** INSTRUCTIONS TO FOLLOW **
In the records below, some lines contain the word "this". Copy each of them.

Data entries:

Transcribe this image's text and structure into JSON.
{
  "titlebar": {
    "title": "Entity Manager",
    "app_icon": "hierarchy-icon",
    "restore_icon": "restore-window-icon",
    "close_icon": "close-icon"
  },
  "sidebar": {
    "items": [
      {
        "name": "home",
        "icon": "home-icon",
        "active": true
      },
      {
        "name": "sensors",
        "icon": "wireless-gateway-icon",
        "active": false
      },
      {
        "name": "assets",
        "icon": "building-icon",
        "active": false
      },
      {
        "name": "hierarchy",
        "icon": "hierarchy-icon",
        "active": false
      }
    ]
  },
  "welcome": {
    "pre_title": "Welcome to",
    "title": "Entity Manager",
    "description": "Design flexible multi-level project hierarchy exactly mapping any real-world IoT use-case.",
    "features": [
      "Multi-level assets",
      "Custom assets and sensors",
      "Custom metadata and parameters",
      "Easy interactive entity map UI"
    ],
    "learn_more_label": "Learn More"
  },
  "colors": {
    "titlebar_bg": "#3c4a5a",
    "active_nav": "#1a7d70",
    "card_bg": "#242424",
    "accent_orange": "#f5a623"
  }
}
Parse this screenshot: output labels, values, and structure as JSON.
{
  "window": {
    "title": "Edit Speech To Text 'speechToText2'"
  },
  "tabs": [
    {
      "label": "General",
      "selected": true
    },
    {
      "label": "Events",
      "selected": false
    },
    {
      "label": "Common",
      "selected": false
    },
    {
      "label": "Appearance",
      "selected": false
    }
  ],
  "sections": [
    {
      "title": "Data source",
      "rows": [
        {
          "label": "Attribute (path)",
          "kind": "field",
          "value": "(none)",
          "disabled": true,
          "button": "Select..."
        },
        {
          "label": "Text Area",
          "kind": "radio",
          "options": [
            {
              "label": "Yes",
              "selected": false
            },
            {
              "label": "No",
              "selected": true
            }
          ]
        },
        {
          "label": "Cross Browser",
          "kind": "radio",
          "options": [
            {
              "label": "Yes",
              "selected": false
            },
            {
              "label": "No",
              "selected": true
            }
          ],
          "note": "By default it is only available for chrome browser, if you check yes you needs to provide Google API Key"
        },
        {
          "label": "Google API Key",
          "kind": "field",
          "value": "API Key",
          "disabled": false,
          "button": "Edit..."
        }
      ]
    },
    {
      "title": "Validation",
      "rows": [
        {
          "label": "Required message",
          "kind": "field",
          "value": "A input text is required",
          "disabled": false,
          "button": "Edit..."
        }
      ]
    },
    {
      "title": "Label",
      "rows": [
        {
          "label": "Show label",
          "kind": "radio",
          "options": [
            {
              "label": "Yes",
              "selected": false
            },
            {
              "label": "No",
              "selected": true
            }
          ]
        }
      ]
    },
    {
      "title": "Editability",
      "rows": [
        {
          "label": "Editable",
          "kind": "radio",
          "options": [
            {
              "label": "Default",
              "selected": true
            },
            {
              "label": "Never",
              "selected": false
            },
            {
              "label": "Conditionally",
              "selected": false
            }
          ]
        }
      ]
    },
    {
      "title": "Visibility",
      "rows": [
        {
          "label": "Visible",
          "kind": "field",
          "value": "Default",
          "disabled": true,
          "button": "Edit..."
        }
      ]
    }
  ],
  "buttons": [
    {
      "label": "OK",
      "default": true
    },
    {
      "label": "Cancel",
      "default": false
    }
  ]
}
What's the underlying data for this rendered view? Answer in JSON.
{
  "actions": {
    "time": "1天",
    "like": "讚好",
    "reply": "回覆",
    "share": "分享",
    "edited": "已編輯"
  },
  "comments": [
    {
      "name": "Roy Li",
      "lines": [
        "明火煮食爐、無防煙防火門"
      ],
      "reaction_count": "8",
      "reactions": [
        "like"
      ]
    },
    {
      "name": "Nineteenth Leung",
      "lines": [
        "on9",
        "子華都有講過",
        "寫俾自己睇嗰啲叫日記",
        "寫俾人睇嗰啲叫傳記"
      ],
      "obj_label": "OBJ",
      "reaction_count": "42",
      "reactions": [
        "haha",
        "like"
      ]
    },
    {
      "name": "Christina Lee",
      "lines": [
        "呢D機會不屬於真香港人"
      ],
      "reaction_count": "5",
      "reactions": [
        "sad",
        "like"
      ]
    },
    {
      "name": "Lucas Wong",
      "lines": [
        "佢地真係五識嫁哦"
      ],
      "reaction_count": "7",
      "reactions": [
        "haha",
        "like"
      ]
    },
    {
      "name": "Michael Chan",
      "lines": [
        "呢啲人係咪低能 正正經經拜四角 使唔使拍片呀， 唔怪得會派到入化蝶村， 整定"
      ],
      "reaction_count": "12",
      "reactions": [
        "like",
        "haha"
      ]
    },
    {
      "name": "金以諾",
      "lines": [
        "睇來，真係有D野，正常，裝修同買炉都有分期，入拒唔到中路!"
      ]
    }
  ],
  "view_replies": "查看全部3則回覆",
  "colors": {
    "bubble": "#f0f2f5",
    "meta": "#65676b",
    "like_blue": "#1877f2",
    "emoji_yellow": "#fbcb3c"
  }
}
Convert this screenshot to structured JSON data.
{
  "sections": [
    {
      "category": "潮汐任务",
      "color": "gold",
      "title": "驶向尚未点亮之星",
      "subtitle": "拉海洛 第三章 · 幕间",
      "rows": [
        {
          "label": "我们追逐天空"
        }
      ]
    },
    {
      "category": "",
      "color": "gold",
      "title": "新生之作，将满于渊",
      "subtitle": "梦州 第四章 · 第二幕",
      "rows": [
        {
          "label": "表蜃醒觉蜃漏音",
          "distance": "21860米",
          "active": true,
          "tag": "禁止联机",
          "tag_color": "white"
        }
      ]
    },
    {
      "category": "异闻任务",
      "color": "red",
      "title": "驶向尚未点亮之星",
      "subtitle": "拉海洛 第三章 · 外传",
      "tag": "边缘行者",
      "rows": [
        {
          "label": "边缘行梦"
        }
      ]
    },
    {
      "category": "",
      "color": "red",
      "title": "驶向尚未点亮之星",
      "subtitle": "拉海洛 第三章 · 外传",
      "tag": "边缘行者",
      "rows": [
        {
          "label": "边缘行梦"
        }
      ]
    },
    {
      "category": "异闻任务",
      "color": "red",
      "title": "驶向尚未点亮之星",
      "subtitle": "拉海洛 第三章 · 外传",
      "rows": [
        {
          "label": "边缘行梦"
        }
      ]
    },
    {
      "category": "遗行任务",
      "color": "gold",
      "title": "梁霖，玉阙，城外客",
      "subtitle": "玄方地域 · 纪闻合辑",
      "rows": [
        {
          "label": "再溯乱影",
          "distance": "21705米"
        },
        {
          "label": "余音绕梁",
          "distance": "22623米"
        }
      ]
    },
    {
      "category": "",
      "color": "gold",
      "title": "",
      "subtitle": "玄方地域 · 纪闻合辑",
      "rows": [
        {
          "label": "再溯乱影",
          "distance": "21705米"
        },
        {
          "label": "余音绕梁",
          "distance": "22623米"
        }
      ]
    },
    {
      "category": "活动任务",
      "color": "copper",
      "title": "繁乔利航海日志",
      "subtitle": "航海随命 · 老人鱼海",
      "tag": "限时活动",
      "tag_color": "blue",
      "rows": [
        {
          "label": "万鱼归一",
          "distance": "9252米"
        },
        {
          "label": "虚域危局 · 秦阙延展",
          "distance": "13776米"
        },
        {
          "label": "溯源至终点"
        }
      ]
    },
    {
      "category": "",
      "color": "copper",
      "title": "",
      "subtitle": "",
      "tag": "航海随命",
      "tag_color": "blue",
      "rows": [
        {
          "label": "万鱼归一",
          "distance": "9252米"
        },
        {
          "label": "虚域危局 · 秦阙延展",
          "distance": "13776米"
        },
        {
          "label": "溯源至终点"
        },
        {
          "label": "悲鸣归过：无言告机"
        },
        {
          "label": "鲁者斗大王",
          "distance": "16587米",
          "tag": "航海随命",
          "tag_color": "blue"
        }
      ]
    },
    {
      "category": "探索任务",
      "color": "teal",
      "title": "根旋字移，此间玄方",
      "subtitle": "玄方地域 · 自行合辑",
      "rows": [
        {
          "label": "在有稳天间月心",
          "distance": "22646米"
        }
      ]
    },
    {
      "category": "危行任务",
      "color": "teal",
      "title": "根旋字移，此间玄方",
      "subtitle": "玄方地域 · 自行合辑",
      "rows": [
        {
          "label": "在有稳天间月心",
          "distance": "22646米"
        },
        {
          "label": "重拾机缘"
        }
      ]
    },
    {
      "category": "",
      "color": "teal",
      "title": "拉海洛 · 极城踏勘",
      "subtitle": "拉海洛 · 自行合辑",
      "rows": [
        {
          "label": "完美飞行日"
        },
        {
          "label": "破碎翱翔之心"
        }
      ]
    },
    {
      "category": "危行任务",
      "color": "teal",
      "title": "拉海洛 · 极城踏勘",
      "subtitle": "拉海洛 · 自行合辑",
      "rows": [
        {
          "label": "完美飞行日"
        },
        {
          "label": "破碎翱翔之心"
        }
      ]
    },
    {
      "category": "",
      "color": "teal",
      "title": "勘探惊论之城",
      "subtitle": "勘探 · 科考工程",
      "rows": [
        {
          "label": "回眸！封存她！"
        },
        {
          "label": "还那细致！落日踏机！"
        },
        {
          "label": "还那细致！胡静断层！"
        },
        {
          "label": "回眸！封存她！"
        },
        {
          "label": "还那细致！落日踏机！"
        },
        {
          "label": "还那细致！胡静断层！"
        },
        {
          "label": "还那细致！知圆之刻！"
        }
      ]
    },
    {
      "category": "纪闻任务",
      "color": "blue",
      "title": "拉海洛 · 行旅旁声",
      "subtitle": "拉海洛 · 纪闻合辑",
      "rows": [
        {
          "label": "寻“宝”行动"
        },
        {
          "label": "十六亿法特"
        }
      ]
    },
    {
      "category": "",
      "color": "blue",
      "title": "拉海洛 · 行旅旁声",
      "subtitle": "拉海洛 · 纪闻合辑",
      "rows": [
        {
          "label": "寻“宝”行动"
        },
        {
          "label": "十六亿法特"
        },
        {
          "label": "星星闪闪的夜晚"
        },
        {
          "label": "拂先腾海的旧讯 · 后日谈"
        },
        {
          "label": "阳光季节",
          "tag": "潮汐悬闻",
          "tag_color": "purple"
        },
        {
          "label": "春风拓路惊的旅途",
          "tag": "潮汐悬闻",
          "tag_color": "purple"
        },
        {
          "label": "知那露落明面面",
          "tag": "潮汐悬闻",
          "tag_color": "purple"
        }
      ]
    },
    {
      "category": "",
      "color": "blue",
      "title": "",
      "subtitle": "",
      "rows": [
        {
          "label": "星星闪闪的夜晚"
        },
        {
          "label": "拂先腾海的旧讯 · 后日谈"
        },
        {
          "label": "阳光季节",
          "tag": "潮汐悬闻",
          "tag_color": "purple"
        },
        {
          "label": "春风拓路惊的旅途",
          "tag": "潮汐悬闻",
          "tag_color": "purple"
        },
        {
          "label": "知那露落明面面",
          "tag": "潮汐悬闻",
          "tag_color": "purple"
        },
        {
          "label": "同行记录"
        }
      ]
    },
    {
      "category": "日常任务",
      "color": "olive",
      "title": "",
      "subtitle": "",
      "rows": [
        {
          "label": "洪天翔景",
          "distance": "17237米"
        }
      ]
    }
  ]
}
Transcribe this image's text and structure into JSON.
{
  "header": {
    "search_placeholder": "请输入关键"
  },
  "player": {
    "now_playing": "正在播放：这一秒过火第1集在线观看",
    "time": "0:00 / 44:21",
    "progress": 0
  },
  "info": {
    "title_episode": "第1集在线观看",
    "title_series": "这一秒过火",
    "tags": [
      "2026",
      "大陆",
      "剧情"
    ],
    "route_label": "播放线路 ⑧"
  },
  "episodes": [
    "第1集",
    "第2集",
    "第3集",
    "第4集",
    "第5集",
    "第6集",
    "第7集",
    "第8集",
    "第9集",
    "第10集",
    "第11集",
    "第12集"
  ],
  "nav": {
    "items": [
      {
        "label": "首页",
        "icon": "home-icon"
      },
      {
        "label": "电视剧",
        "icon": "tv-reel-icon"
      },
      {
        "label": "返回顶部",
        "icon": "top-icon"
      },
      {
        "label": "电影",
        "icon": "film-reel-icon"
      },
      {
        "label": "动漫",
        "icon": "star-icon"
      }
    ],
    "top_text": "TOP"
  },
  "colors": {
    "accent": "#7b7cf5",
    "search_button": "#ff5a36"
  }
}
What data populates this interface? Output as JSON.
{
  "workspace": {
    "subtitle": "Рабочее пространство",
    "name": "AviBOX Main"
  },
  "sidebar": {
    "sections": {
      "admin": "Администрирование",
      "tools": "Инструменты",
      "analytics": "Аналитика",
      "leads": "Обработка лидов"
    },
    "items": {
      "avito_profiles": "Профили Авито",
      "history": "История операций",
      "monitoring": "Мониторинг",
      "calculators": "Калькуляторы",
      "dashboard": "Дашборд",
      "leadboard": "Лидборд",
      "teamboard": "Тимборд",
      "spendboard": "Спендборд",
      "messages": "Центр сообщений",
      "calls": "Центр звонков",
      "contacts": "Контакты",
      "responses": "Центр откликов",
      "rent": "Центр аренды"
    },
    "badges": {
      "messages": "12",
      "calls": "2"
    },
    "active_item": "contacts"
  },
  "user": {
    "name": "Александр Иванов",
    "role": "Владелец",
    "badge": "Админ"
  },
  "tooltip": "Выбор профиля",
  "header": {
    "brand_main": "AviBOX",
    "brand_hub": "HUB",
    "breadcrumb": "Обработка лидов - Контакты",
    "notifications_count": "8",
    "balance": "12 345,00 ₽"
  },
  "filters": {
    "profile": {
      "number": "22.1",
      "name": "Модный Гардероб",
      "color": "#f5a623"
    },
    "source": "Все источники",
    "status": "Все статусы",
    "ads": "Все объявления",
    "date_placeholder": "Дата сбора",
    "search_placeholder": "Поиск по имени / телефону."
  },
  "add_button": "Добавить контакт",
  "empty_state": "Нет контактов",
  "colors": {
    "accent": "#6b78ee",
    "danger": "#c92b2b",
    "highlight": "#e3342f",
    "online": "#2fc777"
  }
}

** REPLY **
Transcribe this image's text and structure into JSON.
Parse this screenshot: output labels, values, and structure as JSON.
What's the underlying data for this rendered view? Answer in JSON.
Convert this screenshot to structured JSON data.
Transcribe this image's text and structure into JSON.
What data populates this interface? Output as JSON.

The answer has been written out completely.